Find each line in the records below that contains the word "username", and copy it out.

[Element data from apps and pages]

§

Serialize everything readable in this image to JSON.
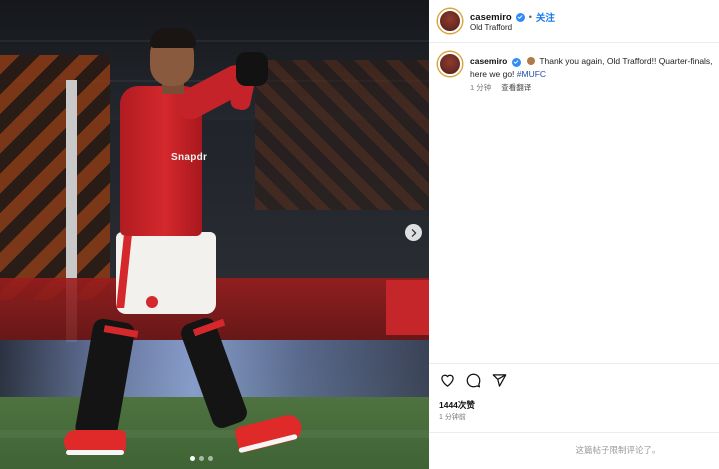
{
  "post": {
    "username": "casemiro",
    "follow_label": "关注",
    "location": "Old Trafford",
    "separator": "•",
    "caption": {
      "username": "casemiro",
      "text": "Thank you again, Old Trafford!! Quarter-finals, here we go!",
      "hashtag": "#MUFC"
    },
    "caption_time": "1 分钟",
    "see_translation": "查看翻译",
    "likes": "1444次赞",
    "time_ago": "1 分钟前",
    "comments_disabled": "这篇帖子限制评论了。"
  },
  "photo": {
    "sponsor_text": "Snapdr",
    "carousel_dots": 3,
    "active_dot": 0
  },
  "icons": {
    "like": "heart-icon",
    "comment": "comment-icon",
    "share": "send-icon",
    "verified": "verified-badge-icon",
    "next": "chevron-right-icon"
  },
  "colors": {
    "accent_blue": "#1677f2",
    "verified_blue": "#2f8cf5",
    "hashtag": "#1f4fa8",
    "jersey_red": "#d4282c"
  }
}
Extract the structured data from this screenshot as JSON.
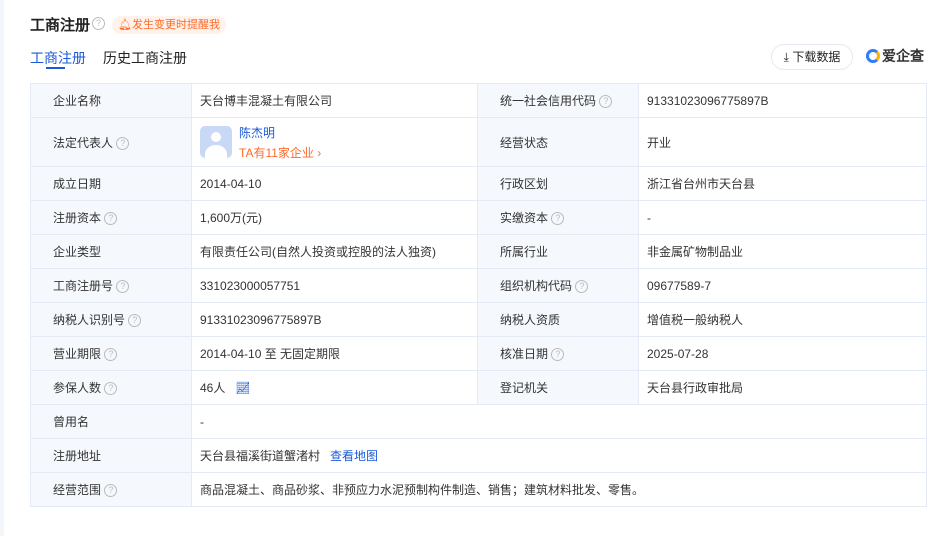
{
  "header": {
    "title": "工商注册",
    "remind": "发生变更时提醒我",
    "download": "下载数据",
    "logo": "爱企查"
  },
  "tabs": [
    {
      "label": "工商注册"
    },
    {
      "label": "历史工商注册"
    }
  ],
  "rows": [
    {
      "l1": "企业名称",
      "v1": "天台博丰混凝土有限公司",
      "l2": "统一社会信用代码",
      "v2": "91331023096775897B"
    },
    {
      "l1": "法定代表人",
      "person": "陈杰明",
      "person_link": "TA有11家企业 ›",
      "l2": "经营状态",
      "v2": "开业"
    },
    {
      "l1": "成立日期",
      "v1": "2014-04-10",
      "l2": "行政区划",
      "v2": "浙江省台州市天台县"
    },
    {
      "l1": "注册资本",
      "v1": "1,600万(元)",
      "l2": "实缴资本",
      "v2": "-"
    },
    {
      "l1": "企业类型",
      "v1": "有限责任公司(自然人投资或控股的法人独资)",
      "l2": "所属行业",
      "v2": "非金属矿物制品业"
    },
    {
      "l1": "工商注册号",
      "v1": "331023000057751",
      "l2": "组织机构代码",
      "v2": "09677589-7"
    },
    {
      "l1": "纳税人识别号",
      "v1": "91331023096775897B",
      "l2": "纳税人资质",
      "v2": "增值税一般纳税人"
    },
    {
      "l1": "营业期限",
      "v1": "2014-04-10 至 无固定期限",
      "l2": "核准日期",
      "v2": "2025-07-28"
    },
    {
      "l1": "参保人数",
      "v1": "46人",
      "l2": "登记机关",
      "v2": "天台县行政审批局"
    },
    {
      "l1": "曾用名",
      "v1": "-"
    },
    {
      "l1": "注册地址",
      "v1": "天台县福溪街道蟹渚村",
      "map": "查看地图"
    },
    {
      "l1": "经营范围",
      "v1": "商品混凝土、商品砂浆、非预应力水泥预制构件制造、销售；建筑材料批发、零售。"
    }
  ]
}
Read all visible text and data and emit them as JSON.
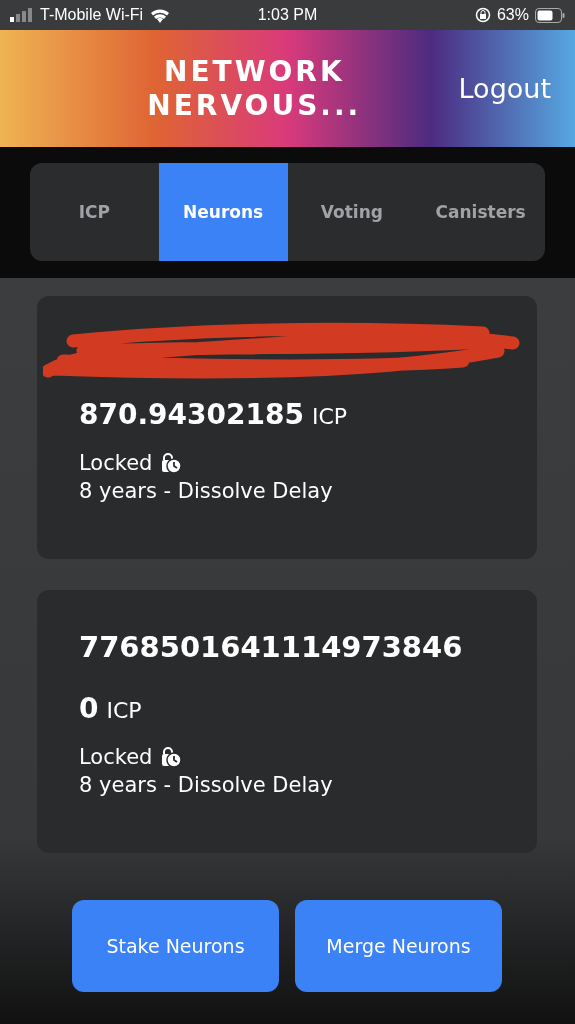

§

• _Written solution_:
    "username": "casemiro",
      "username": "casemiro",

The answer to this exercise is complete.